(Dataset records)
Content starts

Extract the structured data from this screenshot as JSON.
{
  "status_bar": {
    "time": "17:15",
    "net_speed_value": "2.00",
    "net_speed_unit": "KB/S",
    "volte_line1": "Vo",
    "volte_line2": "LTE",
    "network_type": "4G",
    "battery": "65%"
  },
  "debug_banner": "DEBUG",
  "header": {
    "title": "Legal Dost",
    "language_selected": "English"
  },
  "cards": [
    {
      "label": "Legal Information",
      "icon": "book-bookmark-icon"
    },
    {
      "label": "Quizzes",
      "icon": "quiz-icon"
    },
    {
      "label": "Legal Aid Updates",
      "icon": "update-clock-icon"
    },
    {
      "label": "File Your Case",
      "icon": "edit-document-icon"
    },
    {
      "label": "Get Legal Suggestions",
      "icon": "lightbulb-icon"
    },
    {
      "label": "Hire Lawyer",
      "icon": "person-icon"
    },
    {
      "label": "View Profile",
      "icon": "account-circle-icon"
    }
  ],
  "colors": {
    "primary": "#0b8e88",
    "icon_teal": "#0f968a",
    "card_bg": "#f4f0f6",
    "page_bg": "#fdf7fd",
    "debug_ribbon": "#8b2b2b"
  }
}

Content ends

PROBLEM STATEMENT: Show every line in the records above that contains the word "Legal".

RESPONSE TO THIS TASK:
    "title": "Legal Dost",
      "label": "Legal Information",
      "label": "Legal Aid Updates",
      "label": "Get Legal Suggestions",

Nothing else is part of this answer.